In the ongoing saga of Alicia’s running for SA, her announcement is threatened by issues with her endorsements. She plans on letting Finn and Peter do it, but Peter refuses to share the stage with Finn (for reasons related to his suspicion that Alicia’s sleeping with him). When Alicia brings it to Peter, she demands he let Finn introduce her because Peter’s always needed Alicia. From the show’s start, up until now, Peter’s image has been linked to how his and Alicia’s marriage is going. If Alicia’s unhappy then that reflects badly upon Peter, whose tenuous hold on the public’s trust has often been helped by Alicia’s own silent endorsement of him.
Alicia throws this knowledge in his face in the hallway, (a hallway very similar to one in which they stood at the show’s beginning, after Peter’s speech addressing the claims and where Alicia slapped him) and demands he reciprocate. Alicia may need Peter, at least politically, but Peter’s always going to need Alicia. He’s messed too much up to be able to maintain a political career without her at his side, a fact Alicia is well aware of as she notes that Peter skipping her announcement is only going to draw probing questions for him that are going to undermine whatever actual politics he’s trying to take part in.
Alicia and Peter’s marriage has become a convenient partnership. There’s little affection to be seen from either of them anymore. They’re polite when around others but take off the gloves when they’re alone, and Peter chalks Alicia’s request up to a “favor” she’s asking of the Governor, a transaction between two political figureheads that has nothing to do with anything other than what they can do for each other. Which is why Alicia pointing out the damage that would be done to Peter’s political standing is what actually gets him to her speech. If there’s anything “Shiny Objects” proves, it’s how easily distracted everyone is, particularly the voting public. And Peter’s learned this lesson several times already.

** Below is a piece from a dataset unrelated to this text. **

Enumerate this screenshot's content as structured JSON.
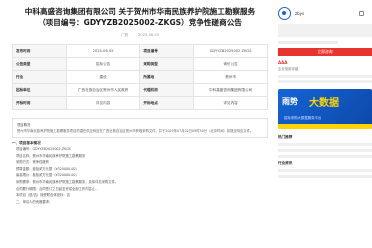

Peter shows up right before she goes on stage and has nothing but kind things to say about her. They’re both politicians at this point. Alicia’s always been adept at putting on a happy face in front of cameras for Peter’s benefit, and Peter’s doing the same thing here. He stands in the “weaker” spousal position, a position held by Alicia when she accompanied him on a stage many years ago, and photos run everywhere pointing out how much things have changed and how they’re so similar.
- Well the news is out: Archie Panjabi is leaving the show at the end of the season. She’s undoubtedly onto better things since TGW hasn’t done right by her in a very long time. I’ll still really miss her and treasure the remainder of the season with her.
- Lana tells Kalinda that she finally told her mom she was a lesbian, and then her mom died. She asks Kalinda if she ever told her parents, a conversation topic Kalinda shuts down because she can’t talk about it for whatever reason.
- The other Cary is really starting to grow on me. Question: Where is Clar
- Diane: No. Cockroaches are not romantic.”